Making space exploration healthier
We all want our homes to be healthy indoor environments, free of bacteria and other potentially disease-causing microorganisms. The same goes for the astronauts and cosmonauts whose “home” is the International Space Station (ISS), which orbits more than 200 miles above the Earth’s surface. Mold and other bacteria can adversely affect the health of astronauts and can potentially compromise the structural integrity of the spacecraft. In order to create a healthier environment for those working in space, researchers from Ohio State’s College of Engineering are evaluating dust and other environmental factors such as moisture, found aboard the ISS.
Karen Dannemiller, assistant professor in the Department of Civil, Environmental and Geodetic Engineering and Division of Environmental Health Sciences, and her collaborators, have been awarded a grant by NASA’s Space Biology Program to conduct the study, Humidity and microbial growth in International Space Station dust (HUMID). Dannemiller’s Indoor Environmental Quality Lab (IEQ), which includes graduate students Sarah Haines and Ashleigh Bope, will incubate, at various levels of relative humidity (RH), dust samples returned to Earth from the ISS. The samples are then extracted for their DNA and the resulting list of bacteria and fungi will serve as the basis for determining the environmental health of the space station.Professor
Over time, Ohio State and its partners at The University of Rostock’s Center for Life Science Automation (CELISCA) will develop an automated version of this collection, incubation and extraction system. The newly created protocol will allow inhabitants aboard the ISS to analyze the health of their indoor environment onsite without having to send samples back to Earth. Dr. Dannemiller also sees opportunities for implementation of such a system in other unique, closed built environments here on Earth, such as submarines and commercial and military aircraft. “We can simulate various conditions in the laboratory to learn more about the potential for microbial growth in dust in both spacecraft and built environments on Earth,” Dannemiller said. “The knowledge we gain can ultimately lead to enhanced design of these systems.”
Awareness of the health of the microbiome aboard the ISS will enable astronauts to adjust their behavior or to assume additional cleaning and sanitizing tasks to improve their living conditions. The problem of bacteria is not a new one as high concentrations of mold were found onboard the Soviet / Russian spacecraft Mir, which orbited Earth in the late 1980’s. However, as NASA plans more sophisticated missions, optimizing the health of its flight crews and spacecraft while limiting risk to the planet and its population after that spacecraft returns, become even more critical.

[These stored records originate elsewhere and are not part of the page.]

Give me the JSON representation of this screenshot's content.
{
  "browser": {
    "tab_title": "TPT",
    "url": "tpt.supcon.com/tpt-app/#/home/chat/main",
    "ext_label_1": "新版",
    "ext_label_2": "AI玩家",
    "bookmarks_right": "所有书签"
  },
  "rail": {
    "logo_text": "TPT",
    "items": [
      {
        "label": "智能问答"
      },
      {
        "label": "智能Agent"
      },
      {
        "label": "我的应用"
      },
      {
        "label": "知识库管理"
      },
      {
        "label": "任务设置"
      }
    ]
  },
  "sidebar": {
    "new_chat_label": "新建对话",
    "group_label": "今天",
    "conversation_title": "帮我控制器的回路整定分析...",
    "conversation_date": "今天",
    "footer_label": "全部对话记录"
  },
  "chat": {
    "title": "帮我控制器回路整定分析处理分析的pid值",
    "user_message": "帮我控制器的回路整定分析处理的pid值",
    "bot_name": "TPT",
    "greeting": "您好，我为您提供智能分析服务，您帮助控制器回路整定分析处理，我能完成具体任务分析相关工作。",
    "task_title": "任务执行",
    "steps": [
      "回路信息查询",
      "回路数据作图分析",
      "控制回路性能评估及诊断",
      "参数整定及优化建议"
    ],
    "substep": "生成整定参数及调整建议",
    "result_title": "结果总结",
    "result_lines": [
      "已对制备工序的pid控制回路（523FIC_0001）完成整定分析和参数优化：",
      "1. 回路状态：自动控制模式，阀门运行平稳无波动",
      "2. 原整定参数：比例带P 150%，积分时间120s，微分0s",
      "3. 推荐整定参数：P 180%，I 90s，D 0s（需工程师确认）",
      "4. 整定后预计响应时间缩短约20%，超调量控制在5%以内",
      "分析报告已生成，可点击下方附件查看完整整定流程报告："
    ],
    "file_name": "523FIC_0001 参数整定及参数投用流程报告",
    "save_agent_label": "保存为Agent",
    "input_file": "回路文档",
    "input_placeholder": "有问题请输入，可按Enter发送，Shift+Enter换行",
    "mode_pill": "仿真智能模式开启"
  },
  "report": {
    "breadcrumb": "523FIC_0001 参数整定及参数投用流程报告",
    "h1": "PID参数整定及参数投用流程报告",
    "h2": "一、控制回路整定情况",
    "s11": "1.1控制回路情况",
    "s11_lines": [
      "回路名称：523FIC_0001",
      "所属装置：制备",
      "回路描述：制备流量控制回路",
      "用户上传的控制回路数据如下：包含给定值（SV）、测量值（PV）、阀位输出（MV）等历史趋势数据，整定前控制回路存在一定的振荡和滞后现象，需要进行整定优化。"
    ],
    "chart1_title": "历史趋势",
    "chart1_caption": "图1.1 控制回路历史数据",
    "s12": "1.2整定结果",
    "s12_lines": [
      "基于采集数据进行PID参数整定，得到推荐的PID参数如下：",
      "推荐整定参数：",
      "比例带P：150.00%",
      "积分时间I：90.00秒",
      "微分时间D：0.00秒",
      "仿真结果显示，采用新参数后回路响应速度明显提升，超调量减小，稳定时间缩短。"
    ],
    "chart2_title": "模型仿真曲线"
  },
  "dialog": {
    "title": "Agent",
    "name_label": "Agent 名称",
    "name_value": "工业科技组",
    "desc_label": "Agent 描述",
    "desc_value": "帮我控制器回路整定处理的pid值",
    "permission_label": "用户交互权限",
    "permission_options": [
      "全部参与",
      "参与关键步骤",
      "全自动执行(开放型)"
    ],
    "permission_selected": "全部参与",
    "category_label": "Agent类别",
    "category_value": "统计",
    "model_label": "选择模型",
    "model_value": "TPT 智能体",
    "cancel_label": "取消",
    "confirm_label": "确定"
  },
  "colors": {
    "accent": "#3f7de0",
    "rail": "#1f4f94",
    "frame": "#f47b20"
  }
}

Professor and Neil Armstrong Chair in Aerospace Policy, Mechanical and Aerospace Engineering, John Horack, co-investigator on HUMID said that Dannemiller’s work “will give us better insight into the microbiome of closed human spaceflight environments for better health protection of the crew and flight hardware as we move from ISS to beyond low-Earth orbit.”
Managed by NASA's Space Life and Physical Sciences Research and Applications Division, the Space Biology Program awarded 28 investigators from 20 institutions in 12 states. A NASA press release stated that "these projects will use bacteria, rodents, mammalian cell culture systems, and plants to study how spaceflight and spaceflight-like conditions affect biological systems."